Every Tuesday at 9 a.m. I pick up the phone and call her.
I dial her number, one I know by heart. Her name is Roberta. But I call her Nana Bert — my grandmother.
A few years ago, after my grandpa passed away, I told her I would do a better job of keeping in contact. At that point we only talked sporadically. Usually when she would call me.
With two young daughters, a husband rarely home, and miles and time zones between us, I had plenty of excuses for not doing a better job of keeping in touch.
None of them were very good.
That very first Tuesday, after the funeral, I pulled through the Starbucks drive-thru, ordered a Cinnamon Dolce Latte, and parked. With one hand I pushed a DVD into the player overhead for my youngest daughter, with the other I picked up my cell phone and called her.
Some weeks we talk about everyday life. She fills me in on my cousins, nieces and nephews, aunts and uncles. She catches me up on all the happenings at home and I fill her in on the latest from our family. Other weeks we reminisce about Grandpa George, family history, or the camping trips they took us on as kids.
We talk about the time my two cousins, sister, and I rolled down a hill laughing. Dust billowed into the air and filled our mouths as we rolled round and round, down, down. Nana had to give us sponge baths in the camper sink when we returned to camp covered in dirt. The white washcloth was caked with mud by the time it was my turn to get wiped down.
Some weeks I discover things I never knew. How my great-grandmother left her family and went to art school in San Francisco where she met and married my great-grandfather.
Nana Bert also left home to attend college in different state. There she met my grandpa, a Portuguese boy, born and raised in Hawaii, who was the first in his family to leave and attend college on the mainland.
Nana Bert and I, generations apart, participate in the oral tradition of our family. She passes it down to me and I will someday pass it down to my children and grandchildren.
As time goes on, I protect our time together. One week, I decline an invitation to meet a friend. “How sweet,” she says. “You’re such a good granddaughter.”
I am not. Not really. Perhaps in the beginning I called to be a good granddaughter, to hold up my end of the bargain, to fulfill the commandment “honor your father and (grand) mother,” but not anymore.
Something unexpected began to happen on Tuesday mornings.
As each month wore on, and then each year, over time, my call has become as much for me as it is for Nana Bert. God has taken what felt like duty and designed a delightful friendship.
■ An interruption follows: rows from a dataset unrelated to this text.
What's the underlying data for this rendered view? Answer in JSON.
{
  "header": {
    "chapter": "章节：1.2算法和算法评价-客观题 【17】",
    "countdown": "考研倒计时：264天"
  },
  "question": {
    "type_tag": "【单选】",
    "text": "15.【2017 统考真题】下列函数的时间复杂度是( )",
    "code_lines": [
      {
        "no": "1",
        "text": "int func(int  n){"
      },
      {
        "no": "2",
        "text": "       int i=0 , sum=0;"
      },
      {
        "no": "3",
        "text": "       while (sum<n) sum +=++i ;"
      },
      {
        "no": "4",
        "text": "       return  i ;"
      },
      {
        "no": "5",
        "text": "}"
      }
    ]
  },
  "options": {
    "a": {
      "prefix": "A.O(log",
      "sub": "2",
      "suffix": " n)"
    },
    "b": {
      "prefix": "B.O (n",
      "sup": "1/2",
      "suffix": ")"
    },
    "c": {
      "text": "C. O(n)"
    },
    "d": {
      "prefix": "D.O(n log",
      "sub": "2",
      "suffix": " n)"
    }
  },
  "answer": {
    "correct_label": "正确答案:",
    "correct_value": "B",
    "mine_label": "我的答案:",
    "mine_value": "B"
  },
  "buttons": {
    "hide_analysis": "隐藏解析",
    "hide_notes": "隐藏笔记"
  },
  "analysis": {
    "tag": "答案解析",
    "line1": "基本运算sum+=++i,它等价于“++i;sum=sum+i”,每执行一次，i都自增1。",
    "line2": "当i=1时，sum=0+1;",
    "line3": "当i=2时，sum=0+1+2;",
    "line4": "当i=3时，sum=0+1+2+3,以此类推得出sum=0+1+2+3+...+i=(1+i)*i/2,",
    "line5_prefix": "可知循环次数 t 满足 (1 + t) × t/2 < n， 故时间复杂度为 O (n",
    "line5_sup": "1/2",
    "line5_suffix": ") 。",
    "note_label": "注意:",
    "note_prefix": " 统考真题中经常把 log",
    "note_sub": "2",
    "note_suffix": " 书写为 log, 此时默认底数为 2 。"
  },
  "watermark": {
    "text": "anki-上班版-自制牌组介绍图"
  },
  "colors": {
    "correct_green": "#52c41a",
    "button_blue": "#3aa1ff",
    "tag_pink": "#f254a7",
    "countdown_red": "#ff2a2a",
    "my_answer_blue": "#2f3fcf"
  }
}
Whether ten minutes or two hours, I get to connect with her and it feels like coming home. Like when the wheels touch down after a long flight and everything on the ground is recognizable, comfortable, safe.
Independent, strong, brave, Christ followers: this is the legacy created for our family. Things I would have never known had I not picked up the phone every Tuesday at 9 a.m.
I will pass it down to my girls. I will whisper, It is in your blood, as they spread their wings and fly the nest, to seek their dreams, create stories and traditions of their own. And as I whisper I will be sure to remind them, to always call home.